After Rav Scheinberg spoke, he opened up the shiur for questions. And of course, there were plenty! But the one question which I can still clearly recall in my mind’s eye to this day is the young woman who asked him, “How long should it take to clean our kitchens properly for Pesach?” The majority of women lived in basic Israeli apartments with small kitchen areas. Rav Scheinberg replied, “An hour and a half!” We all looked at him, astounded—that short of a time to clean a whole kitchen?! The young woman then politely asked, “Rav Scheinberg…an hour and a half? Does that include the oven?” (In those days, there were not too many self-cleaning ovens around!) He replied, “For the oven, you can add an extra 45 minutes!”
We all tried to absorb this incredible tidbit of information, when Rav Scheinberg’s wife, the assertive Rebbetzin Betsy Scheinberg, who was sitting by his side, piped up, “Chaim! What are you telling these young women? Two and a half hours to clean a kitchen for Pesach? Oy!” Then she looked directly at us and said, “He doesn’t know what he is talking about! He never cleaned a kitchen for Pesach!”
We did not know where to look! The Rebbetzin was good-humoredly shaking her head back and forth. As we looked to the Rosh Yeshiva, who we had grown to respect so much, we saw the mounds of talleisim on his shoulders slightly moving up and down as he laughed and smiled at the reaction he had just elicited from his wife. At that point, all of us started laughing, too.

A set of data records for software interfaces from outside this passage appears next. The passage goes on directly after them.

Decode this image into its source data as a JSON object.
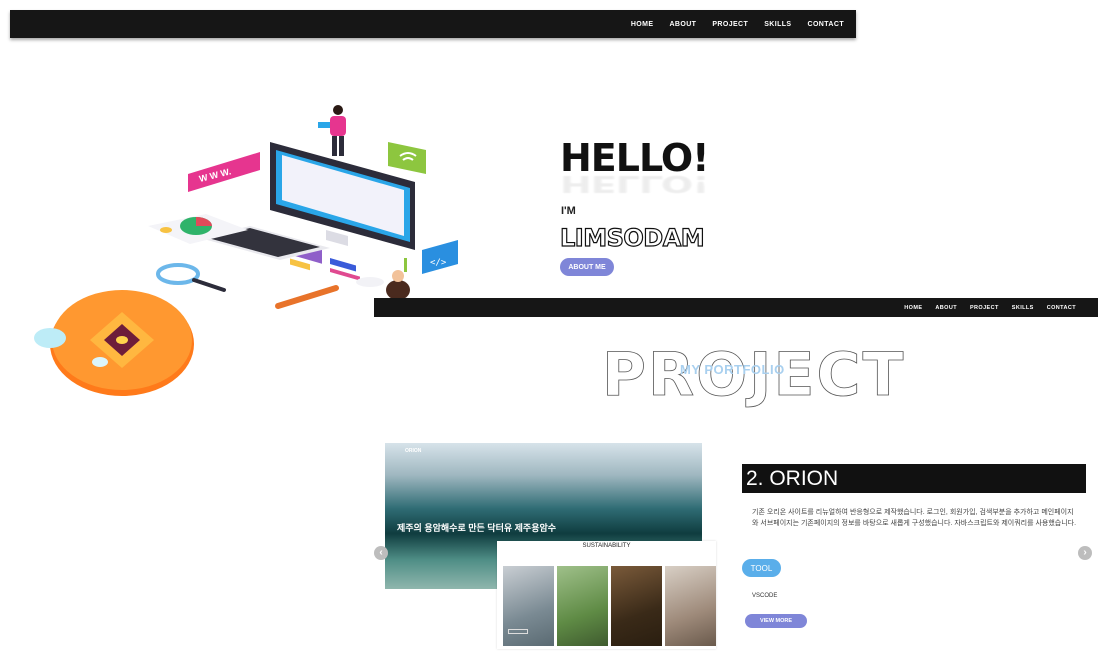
{
  "nav": {
    "items": [
      "HOME",
      "ABOUT",
      "PROJECT",
      "SKILLS",
      "CONTACT"
    ]
  },
  "hero": {
    "greeting": "HELLO!",
    "intro": "I'M",
    "name": "LIMSODAM",
    "button": "ABOUT ME",
    "illustration_label": "W W W."
  },
  "project": {
    "title": "PROJECT",
    "subtitle": "MY PORTFOLIO",
    "preview": {
      "logo": "ORION",
      "headline": "제주의 용암해수로 만든 닥터유 제주용암수",
      "sustainability_title": "SUSTAINABILITY"
    },
    "item_title": "2. ORION",
    "description": "기존 오리온 사이트를 리뉴얼하여 반응형으로 제작했습니다. 로그인, 회원가입, 검색부분을 추가하고 메인페이지와 서브페이지는 기존페이지의 정보를 바탕으로 새롭게 구성했습니다. 자바스크립트와 제이쿼리를 사용했습니다.",
    "tool_button": "TOOL",
    "tool": "VSCODE",
    "view_more": "VIEW MORE"
  },
  "colors": {
    "nav_bg": "#161616",
    "accent_purple": "#7f86d8",
    "accent_blue": "#5aaeea",
    "title_bar": "#111111"
  }
}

Rav Scheinberg then told us if we wanted advice on how to properly clean for Pesach, and how much time it would really take, we should really ask his Rebbetzin. I was too much in awe of the Rebbetzin to go over to her, but it planted the seed in my mind to ask different women I felt comfortable with about their system for making Pesach. As my family grew, a whole new area of questions arose, and I did not hesitate to ask friends who were older than me how to prepare with toddlers (and their crumbs!) floating all around.
That year, I was also given a pamphlet on cleaning for Pesach that Torah Ohr publishes under the auspices of Rav Scheinberg. I read it every year before I begin my preparations. I feel like the Rosh HaYeshiva is talking directly to me! I can still hear his voice stating the halachos of Pesach in such a gentle way.

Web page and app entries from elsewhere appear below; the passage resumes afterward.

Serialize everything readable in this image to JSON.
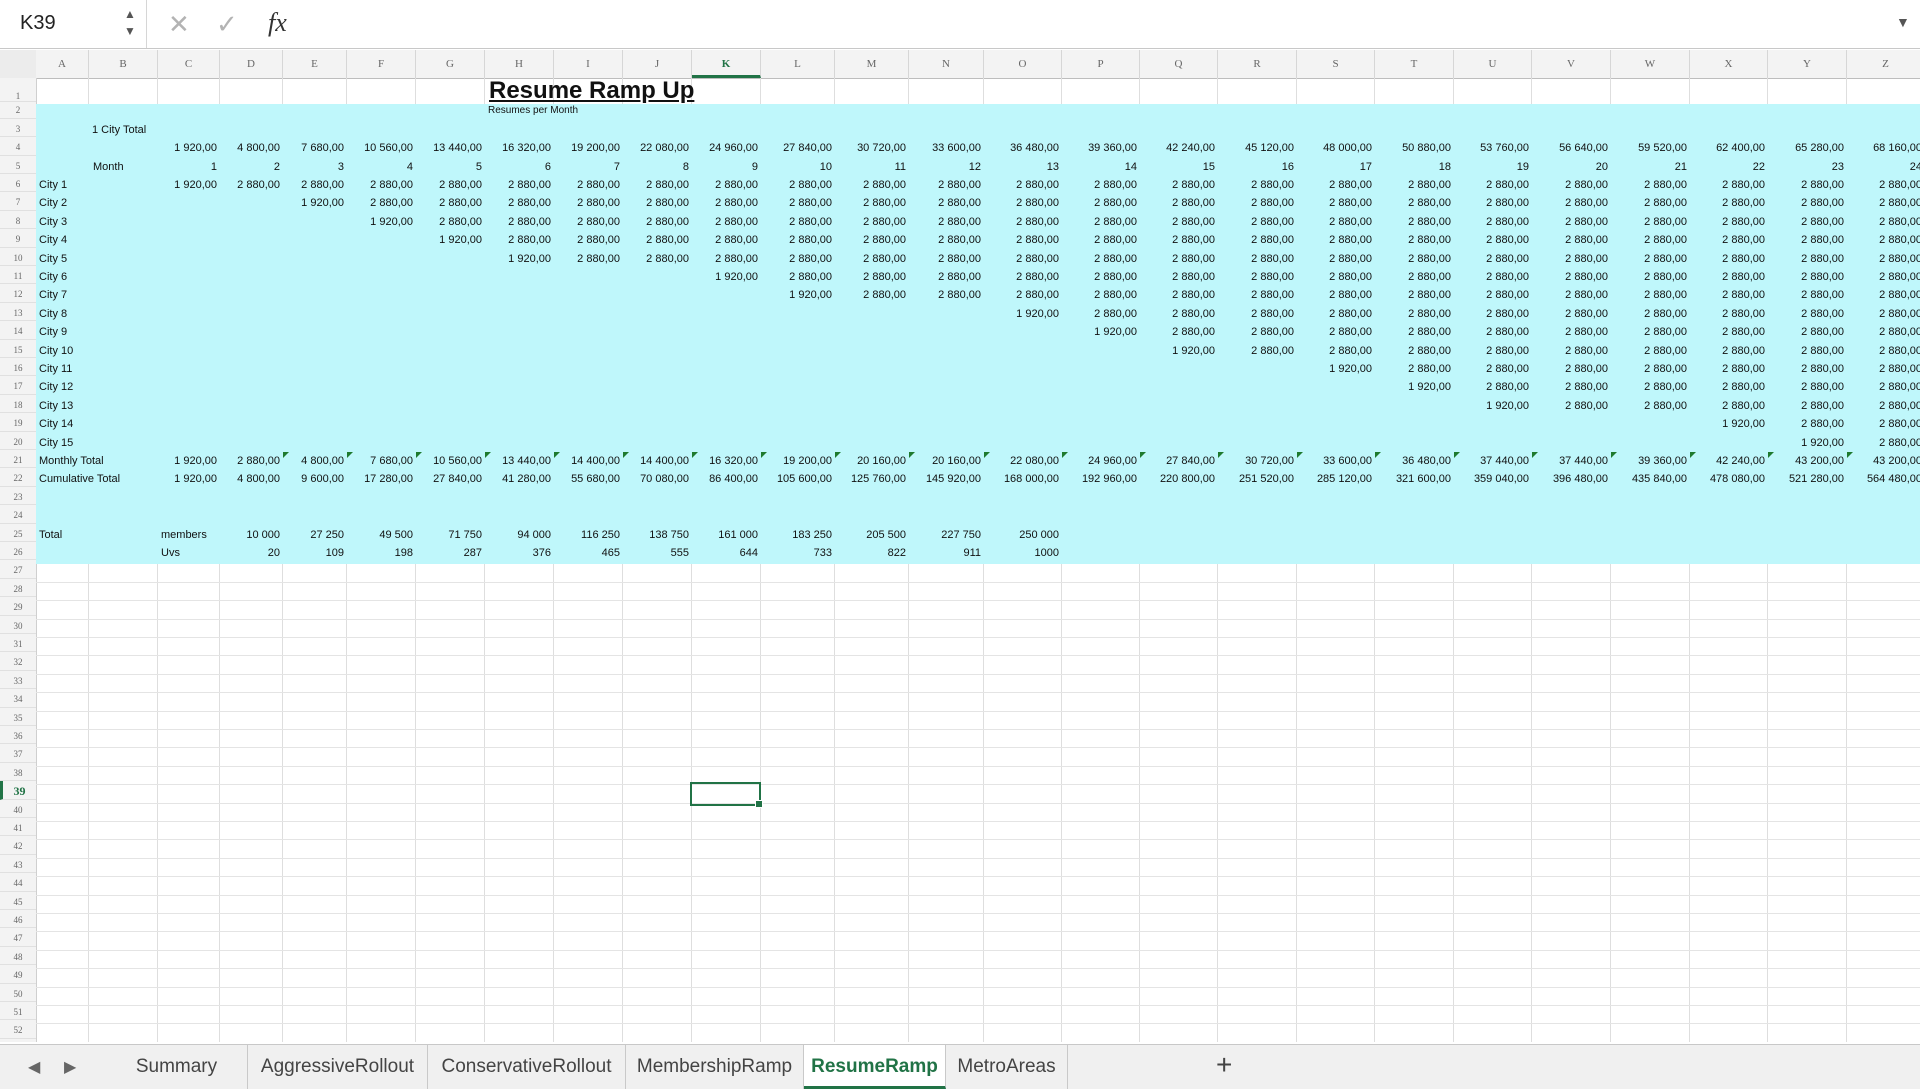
{
  "name_box": {
    "value": "K39"
  },
  "formula_bar": {
    "cancel": "✕",
    "enter": "✓",
    "fx": "fx",
    "value": ""
  },
  "columns": [
    "A",
    "B",
    "C",
    "D",
    "E",
    "F",
    "G",
    "H",
    "I",
    "J",
    "K",
    "L",
    "M",
    "N",
    "O",
    "P",
    "Q",
    "R",
    "S",
    "T",
    "U",
    "V",
    "W",
    "X",
    "Y",
    "Z"
  ],
  "active_column": "K",
  "active_row": 39,
  "row_count": 52,
  "sheet": {
    "title": "Resume Ramp Up",
    "subtitle": "Resumes per Month",
    "city_total_label": "1 City Total",
    "month_label": "Month",
    "monthly_total_label": "Monthly Total",
    "cumulative_total_label": "Cumulative Total",
    "total_label": "Total",
    "members_label": "members",
    "uvs_label": "Uvs",
    "city_totals": [
      "1 920,00",
      "4 800,00",
      "7 680,00",
      "10 560,00",
      "13 440,00",
      "16 320,00",
      "19 200,00",
      "22 080,00",
      "24 960,00",
      "27 840,00",
      "30 720,00",
      "33 600,00",
      "36 480,00",
      "39 360,00",
      "42 240,00",
      "45 120,00",
      "48 000,00",
      "50 880,00",
      "53 760,00",
      "56 640,00",
      "59 520,00",
      "62 400,00",
      "65 280,00",
      "68 160,00"
    ],
    "months": [
      "1",
      "2",
      "3",
      "4",
      "5",
      "6",
      "7",
      "8",
      "9",
      "10",
      "11",
      "12",
      "13",
      "14",
      "15",
      "16",
      "17",
      "18",
      "19",
      "20",
      "21",
      "22",
      "23",
      "24"
    ],
    "cities": [
      "City 1",
      "City 2",
      "City 3",
      "City 4",
      "City 5",
      "City 6",
      "City 7",
      "City 8",
      "City 9",
      "City 10",
      "City 11",
      "City 12",
      "City 13",
      "City 14",
      "City 15"
    ],
    "city_first_value": "1 920,00",
    "city_later_value": "2 880,00",
    "monthly_totals": [
      "1 920,00",
      "2 880,00",
      "4 800,00",
      "7 680,00",
      "10 560,00",
      "13 440,00",
      "14 400,00",
      "14 400,00",
      "16 320,00",
      "19 200,00",
      "20 160,00",
      "20 160,00",
      "22 080,00",
      "24 960,00",
      "27 840,00",
      "30 720,00",
      "33 600,00",
      "36 480,00",
      "37 440,00",
      "37 440,00",
      "39 360,00",
      "42 240,00",
      "43 200,00",
      "43 200,00"
    ],
    "cumulative_totals": [
      "1 920,00",
      "4 800,00",
      "9 600,00",
      "17 280,00",
      "27 840,00",
      "41 280,00",
      "55 680,00",
      "70 080,00",
      "86 400,00",
      "105 600,00",
      "125 760,00",
      "145 920,00",
      "168 000,00",
      "192 960,00",
      "220 800,00",
      "251 520,00",
      "285 120,00",
      "321 600,00",
      "359 040,00",
      "396 480,00",
      "435 840,00",
      "478 080,00",
      "521 280,00",
      "564 480,00"
    ],
    "members": [
      "10 000",
      "27 250",
      "49 500",
      "71 750",
      "94 000",
      "116 250",
      "138 750",
      "161 000",
      "183 250",
      "205 500",
      "227 750",
      "250 000"
    ],
    "uvs": [
      "20",
      "109",
      "198",
      "287",
      "376",
      "465",
      "555",
      "644",
      "733",
      "822",
      "911",
      "1000"
    ]
  },
  "sheet_tabs": [
    "Summary",
    "AggressiveRollout",
    "ConservativeRollout",
    "MembershipRamp",
    "ResumeRamp",
    "MetroAreas"
  ],
  "active_tab": "ResumeRamp",
  "add_sheet_label": "+",
  "colors": {
    "fill": "#bff7fb",
    "accent": "#217346"
  }
}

Although Rav Scheinberg always observed halachos according to the letter of the law, the way he gave this over to the women was done with such saychel! All of us were meant to understand that we should not cut corners in any way when it came to upholding the halachos of Pesach, but that we needed to do it with a lev simcha. This would elevate the Yom Tov for us in not only a physical way, but in a spiritual way, too. To clean every cabinet with “happiness” is an accomplishment, indeed! I don’t always succeed in keeping calm as time edges closer to this particular holiday, but I do try to keep Rav Scheinberg’s wise advice in the uppermost part of my mind, and at least start preparing with a lightness of heart.
It always brings a smile to my face when I think of the humorous banter between Rav Scheinberg and his Rebbetzin. A beautiful glimpse into their marriage unfolded before all of us that day. It is a good thing to remember to keep a healthy dose of humor between couples…even when you are discussing cleaning for Pesach. Teamwork is the key ingredient in getting through Pesach. This is where the emphasis of “working for Pesach” is supposed to be.

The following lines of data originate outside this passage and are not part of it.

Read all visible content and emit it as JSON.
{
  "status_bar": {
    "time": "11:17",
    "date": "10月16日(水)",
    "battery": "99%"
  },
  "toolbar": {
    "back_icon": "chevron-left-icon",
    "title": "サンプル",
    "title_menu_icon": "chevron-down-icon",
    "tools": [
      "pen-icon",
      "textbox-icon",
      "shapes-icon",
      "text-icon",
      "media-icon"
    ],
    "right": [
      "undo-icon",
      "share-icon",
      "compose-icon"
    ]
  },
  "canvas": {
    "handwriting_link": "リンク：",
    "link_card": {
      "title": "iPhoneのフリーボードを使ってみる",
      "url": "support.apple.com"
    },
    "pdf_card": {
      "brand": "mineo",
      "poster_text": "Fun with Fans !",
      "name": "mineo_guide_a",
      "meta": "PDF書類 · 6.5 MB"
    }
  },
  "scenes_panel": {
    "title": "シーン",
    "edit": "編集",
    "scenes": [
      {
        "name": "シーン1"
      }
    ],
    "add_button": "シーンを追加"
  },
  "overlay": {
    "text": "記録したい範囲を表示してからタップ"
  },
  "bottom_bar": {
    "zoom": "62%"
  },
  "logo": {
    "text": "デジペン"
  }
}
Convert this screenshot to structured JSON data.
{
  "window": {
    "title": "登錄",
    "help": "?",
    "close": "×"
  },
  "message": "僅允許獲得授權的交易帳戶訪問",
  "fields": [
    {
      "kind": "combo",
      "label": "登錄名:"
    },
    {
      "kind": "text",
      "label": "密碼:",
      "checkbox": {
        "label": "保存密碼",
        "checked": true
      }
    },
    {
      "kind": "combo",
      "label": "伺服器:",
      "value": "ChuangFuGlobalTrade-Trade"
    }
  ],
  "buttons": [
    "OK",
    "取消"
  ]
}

I always think about the Rosh HaYeshiva and his Rebbetzin when Pesach is just around the corner. I try and focus on the words of Rav Scheinberg, and to always keep in the back of my mind that my family and I are, Baruch Hashem, free Jews…free to celebrate this special Yom Tov in any way we want! There truly are so many things to be grateful for at Pesach time. Thinking back to that shiur, I am extremely appreciative of my self-cleaning oven! And for the attitude I have at this time of year, which I attribute to a very special couple whom Klal Yisroel miss very much.
Lovely, Becca. I am so impressed and proud with how you are living your life.
May Hashem continue to bestow much bracha and simcha your way.
Have a sweet and happy Pesach.